Everybody has had a tight connecting flight but be courteous and show some urgency if you are one of the last to board the flight. “If you know that the flight is waiting on you, please show haste as dawdling makes everyone upset and the easiest targets to pass off pent-up frustrations fall on your friendly flight attendants,” Dominic Brisson, an American Eagle flight attendant with over 14 years up in the air and a Flight Attendant Prep Academy instructor, says.
“I hate when they ask us to upgrade them to First Class after they board the plane,” Brisson says. Many don't realize there is a strict airline policy against giving a first class seat away unless it's under the discretion of the gate agent or the pilot in command for weight and balance purposes. It's unfair to passengers who have paid extra to sit there and then complain to the airline company about giving it away for free, he adds. “We can get into a lot trouble for upgrading passengers if not approved. Only customer service agents are qualified to upgrade passengers.”
Extra closet space
Brisson says that he hates when passengers come onboard asking "Is there a closet where you can put my bag?" Most airlines, especially regional express carriers, don't contain closets for passenger bags. The Federal Aviation Administration prohibits passenger luggage in a designated space for crew members. “That's why we have overhead compartments for storage, or underneath the seat in front of you. Per FAA, it is illegal to leave baggage lying around and not stored safely.”
Bending the rules
“Many passengers we come across don't realize that we have strict policies and procedures to follow on every flight,” Brisson says. “As crew members, we don't make our own rules, we just enforce them.” For example, items such as pillows, blankets, first class snacks and fresh meals, by strict company policy, are for first class passengers only. “Passengers are always testing us to see if we can break the rules for them but it might end up costing us our job.”
Snapping for their attention
Flight attendants are not your personal servers; you’re on a plane, and they are there to make sure you have a comfortable flight, not wait on you hand and foot.
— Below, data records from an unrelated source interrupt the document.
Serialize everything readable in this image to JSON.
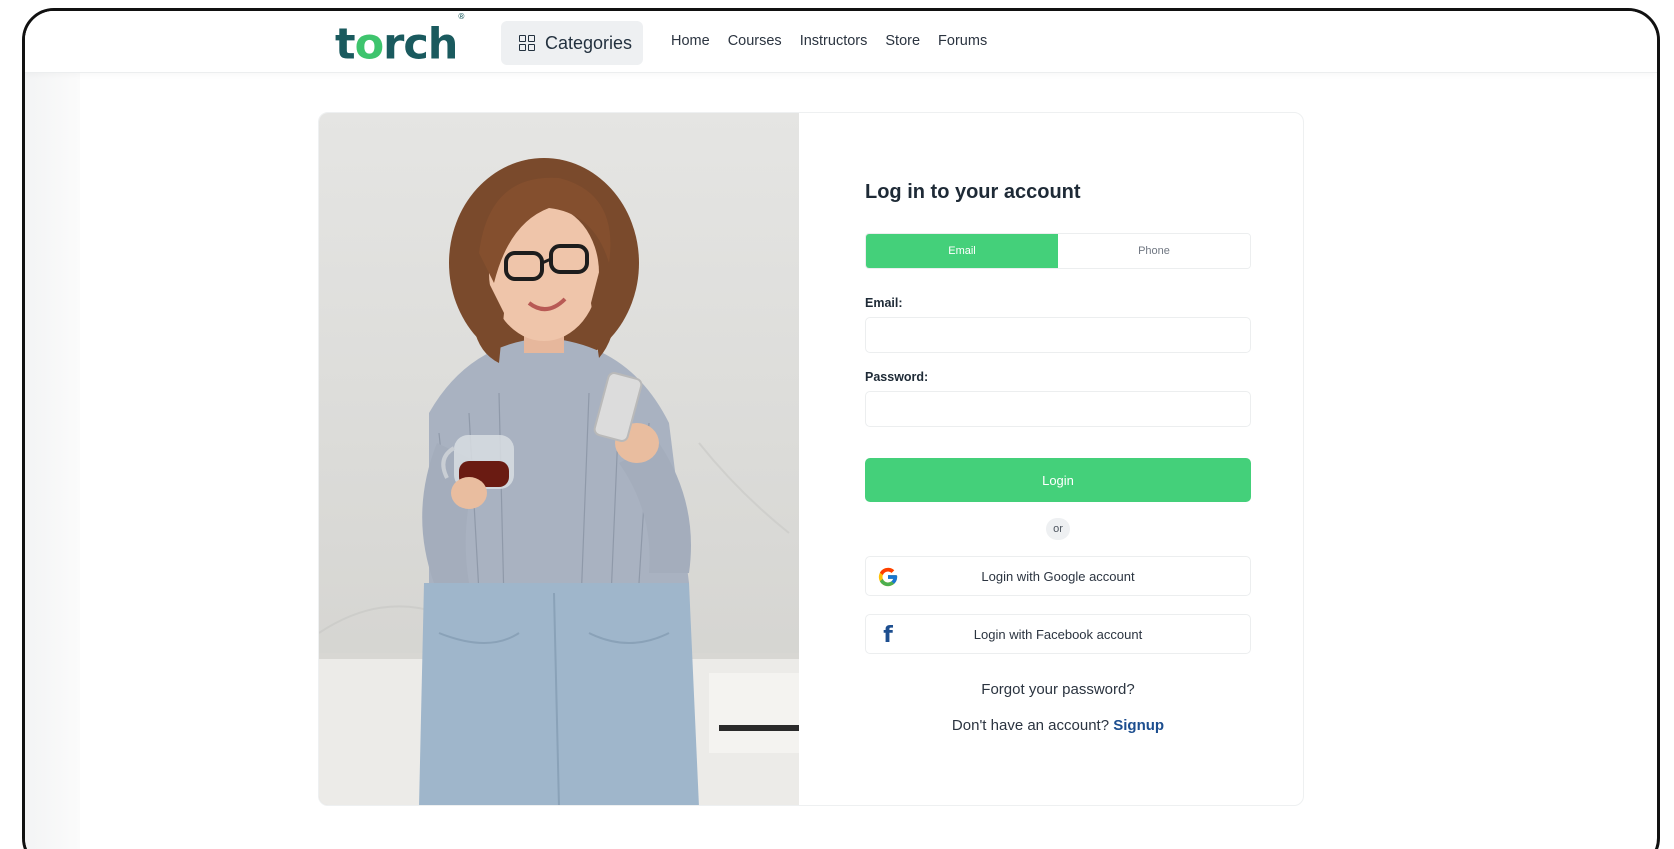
{
  "header": {
    "logo_text": "torch",
    "logo_colors": {
      "primary": "#1a5a5e",
      "accent": "#3ec46d"
    },
    "categories_label": "Categories",
    "categories_icon": "grid-icon",
    "nav": [
      "Home",
      "Courses",
      "Instructors",
      "Store",
      "Forums"
    ]
  },
  "hero_image": {
    "subject": "woman-with-phone-and-tea"
  },
  "login": {
    "title": "Log in to your account",
    "tabs": {
      "email": "Email",
      "phone": "Phone",
      "active": "Email"
    },
    "email_label": "Email:",
    "email_value": "",
    "password_label": "Password:",
    "password_value": "",
    "login_button": "Login",
    "or_text": "or",
    "google_button": "Login with Google account",
    "google_icon": "google-icon",
    "facebook_button": "Login with Facebook account",
    "facebook_icon": "facebook-icon",
    "forgot_password": "Forgot your password?",
    "no_account_text": "Don't have an account?",
    "signup_link": "Signup"
  },
  "colors": {
    "brand_green": "#44d07a",
    "text_dark": "#1e2a36",
    "link_blue": "#1d4e8f"
  }
}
Don’t be rude and snap your fingers to get their attention. Simply wait for them to come through the aisle and politely address any questions or concerns.